Bypassing the first island, we reached the second and headed inland. We were told about a lookout up on the hill, so we found some steps and started climbing. It seemed as though not many people visited this lookout. Either that, or we took the wrong steps to the wrong lookout (which wouldn't surprise me). Somehow the path had turned from smooth concrete into technical trail, being overtaken by the surrounding vegetation. The view halfway way up was better than what we were given at the top.
Halfway up. We should have stopped here.
Finally we walked to the start of the last island (or million dollar yacht island, as I called it), but didn't go further than the shops lining the entrance. The reason for this was that we found a liquor store full of alcohol at reasonable prices. After buying a few small bottles of wine all we wanted to do was head back to our hostel to put them in the fridge. So that's what we did.
A short bus ride and a 50 minute walk through the blazing sun took us back to Casco Viejo in time for lunch. With our booze now chilling in the fridge, we visited our favourite cafe, Tantalo. This was our third meal here, mainly because they offered a cheap lunch special that was delicious and filling. A huge wrap and a glass of wine, in a too-cool-for-school dining room, had us coming back again and again. I wish we could take this place with us for the rest of our trip.

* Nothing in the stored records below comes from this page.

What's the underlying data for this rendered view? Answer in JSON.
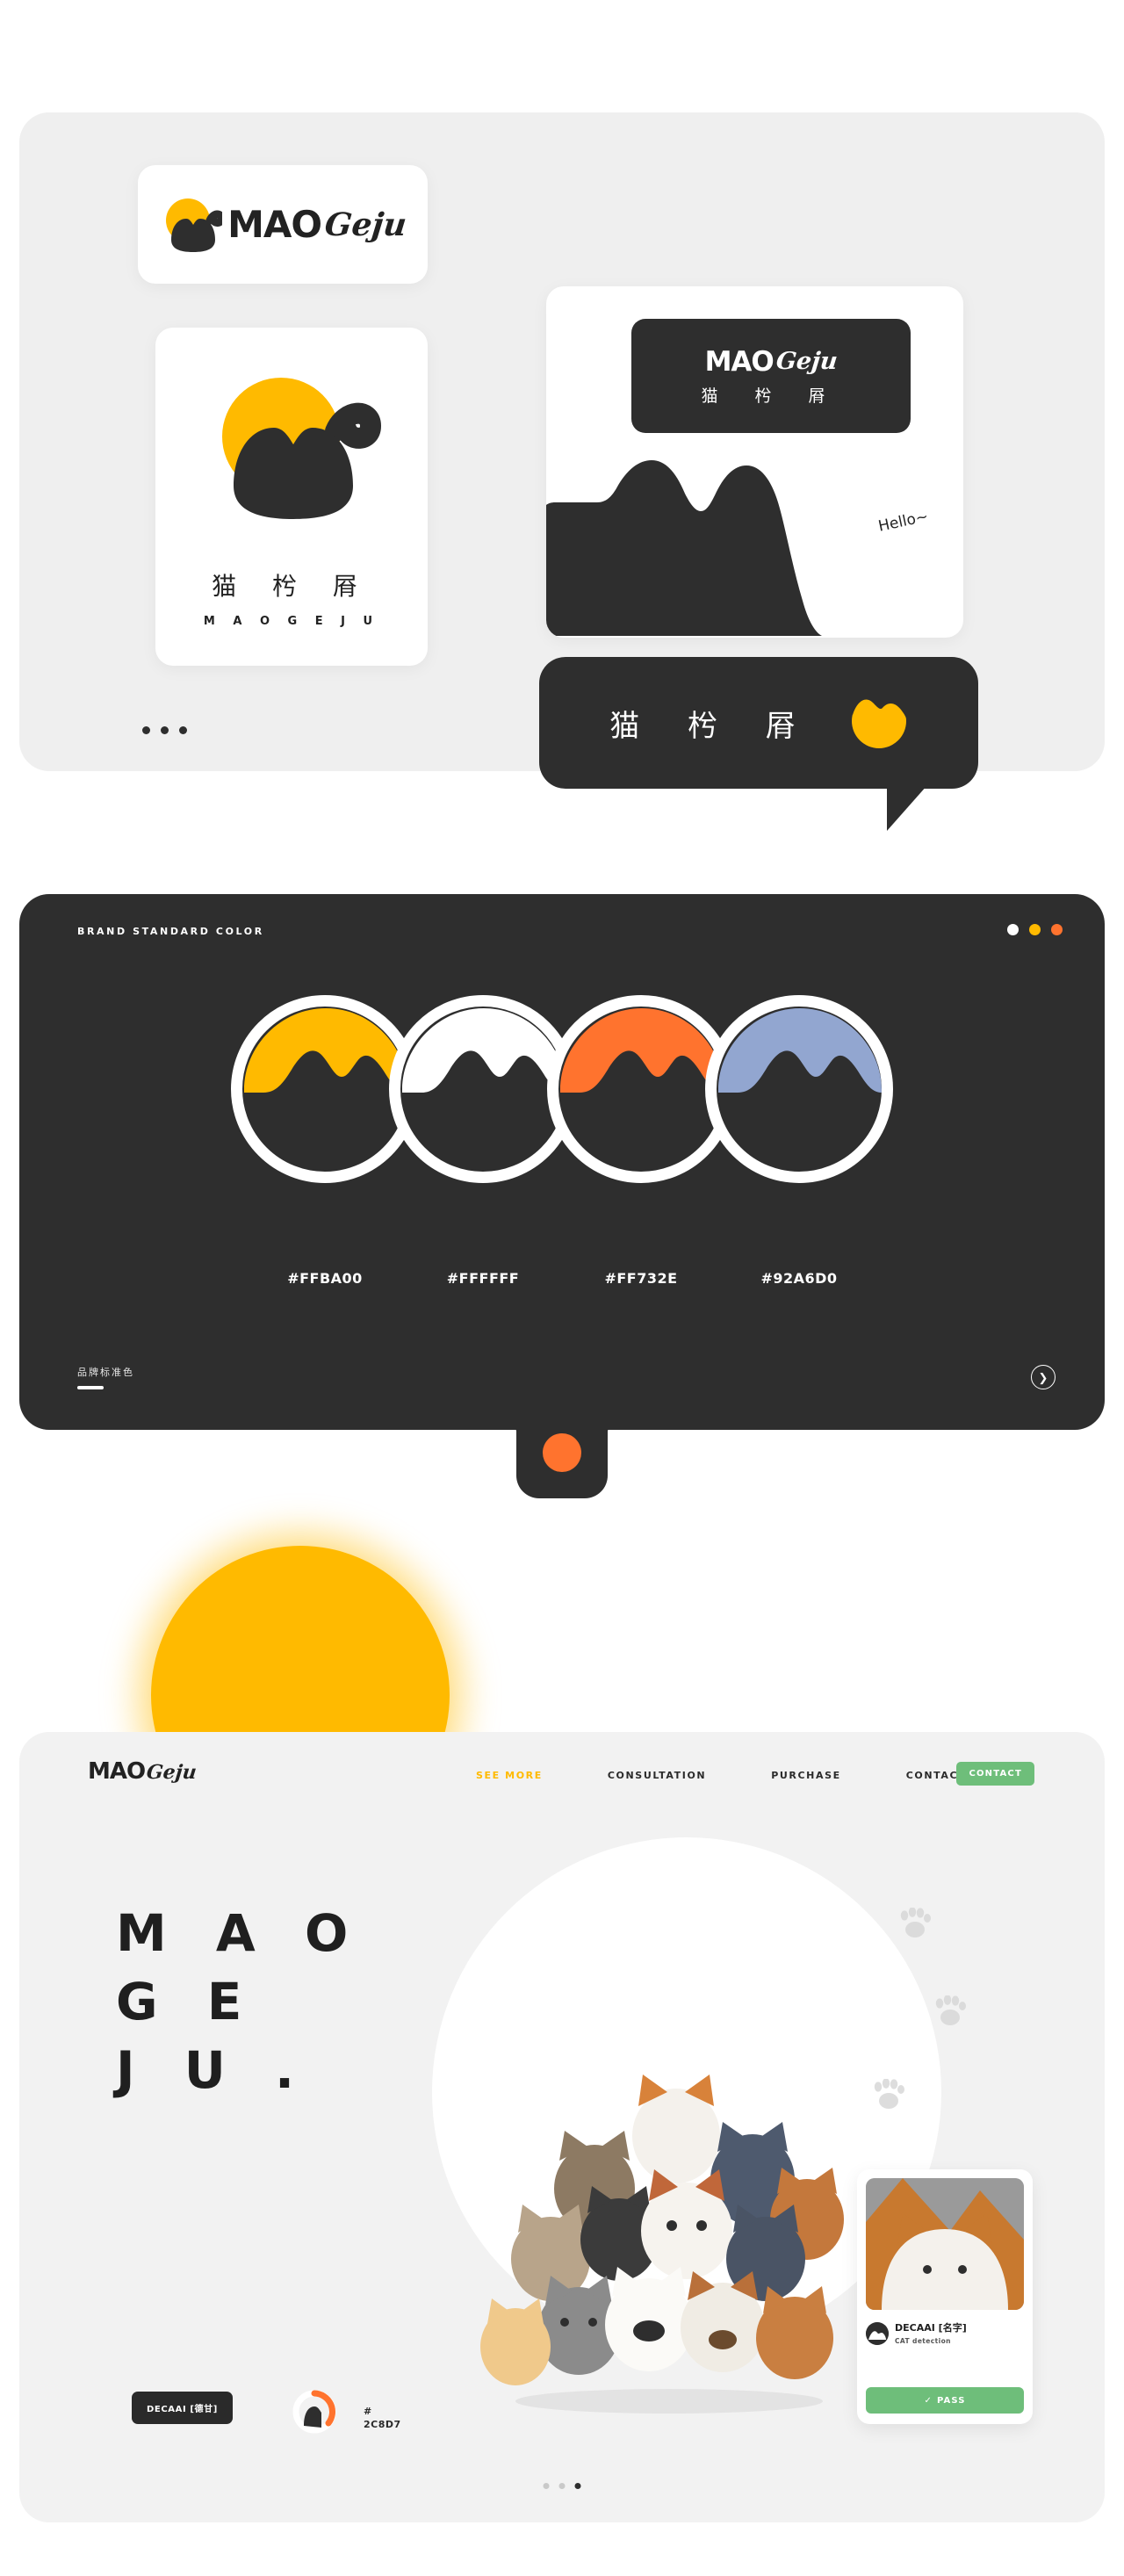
{
  "brand": {
    "wordmark": "MAO",
    "script": "Geju",
    "cn_name": "猫 枍 㞕",
    "latin_spaced": "M A O G E J U",
    "greeting": "Hello~",
    "accent": "#FFBA00",
    "dark": "#2E2E2E"
  },
  "panel_logos": {
    "name": "logo-showcase",
    "cards": {
      "horizontal": {
        "wordmark": "MAO",
        "script": "Geju"
      },
      "square": {
        "cn_name": "猫 枍 㞕",
        "latin": "M A O G E J U"
      },
      "scene": {
        "wordmark": "MAO",
        "script": "Geju",
        "cn_name": "猫 枍 㞕",
        "note": "Hello~"
      },
      "bubble": {
        "cn_name": "猫 枍 㞕"
      }
    },
    "pager_dots": 3
  },
  "panel_colors": {
    "title": "BRAND STANDARD COLOR",
    "title_cn": "品牌标准色",
    "next_icon": "chevron-right-icon",
    "window_dots": [
      "#ffffff",
      "#FFBA00",
      "#FF732E"
    ],
    "swatches": [
      {
        "hex": "#FFBA00",
        "label": "#FFBA00"
      },
      {
        "hex": "#FFFFFF",
        "label": "#FFFFFF"
      },
      {
        "hex": "#FF732E",
        "label": "#FF732E"
      },
      {
        "hex": "#92A6D0",
        "label": "#92A6D0"
      }
    ],
    "tab_dot_color": "#FF732E"
  },
  "panel_web": {
    "logo": {
      "wordmark": "MAO",
      "script": "Geju"
    },
    "nav": [
      {
        "label": "SEE MORE",
        "active": true
      },
      {
        "label": "CONSULTATION",
        "active": false
      },
      {
        "label": "PURCHASE",
        "active": false
      },
      {
        "label": "CONTACT",
        "active": false
      }
    ],
    "cta": {
      "label": "CONTACT",
      "color": "#6EBE7A"
    },
    "headline": "MAO\nGEJU.",
    "headline_lines": [
      "M A O",
      "G E",
      "J U ."
    ],
    "product_card": {
      "title": "DECAAI [名字]",
      "subtitle": "CAT detection",
      "button": "PASS",
      "button_icon": "check-circle-icon"
    },
    "pill_label": "DECAAI [德甘]",
    "hex_note": "#\n2C8D7",
    "hex_note_line1": "#",
    "hex_note_line2": "2C8D7",
    "carousel": {
      "count": 3,
      "active_index": 2
    }
  }
}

After a quick walk around town we spent the rest of the day relaxing at the hostel, drinking our cheap (and not nearly as nice as we had hoped) wine we bought that morning. As it was our last night in Panama, we wanted to go out on a high. For us, that meant expensive food. Every street around us was lined with high end restaurants, and we became jealous whenever we walked past and saw customers eating their gourmet food. We wanted to be those people. So Danny did some research and came up with Manolo Caracol, a Spanish-style restaurant offering a 10 course degustation, changing daily, with a vegetarian option. Perfect.
The setting was simple yet beautiful, particularly at night when it was mostly lit by soft, overhead lights. The cocktails were amazing, particularly the margaritas. The wine list was too long for me to get my head around, but I was sure it was impressive to those with unlimited budgets. Of course the highlight was the food: unpretentious, well-portioned, with a wide range of fresh foods. My veg dishes included tomato and caramelised onion on baguette, vegetable rolls, carrot tamale, beetroot salad, onion soup and bread pudding. It doesn't sound amazing as I am typing this but I can assure you it was. Danny's meal was full of seafood, ox tail and bone marrow, an omnivores delight. It was a great way to say farewell to Central America.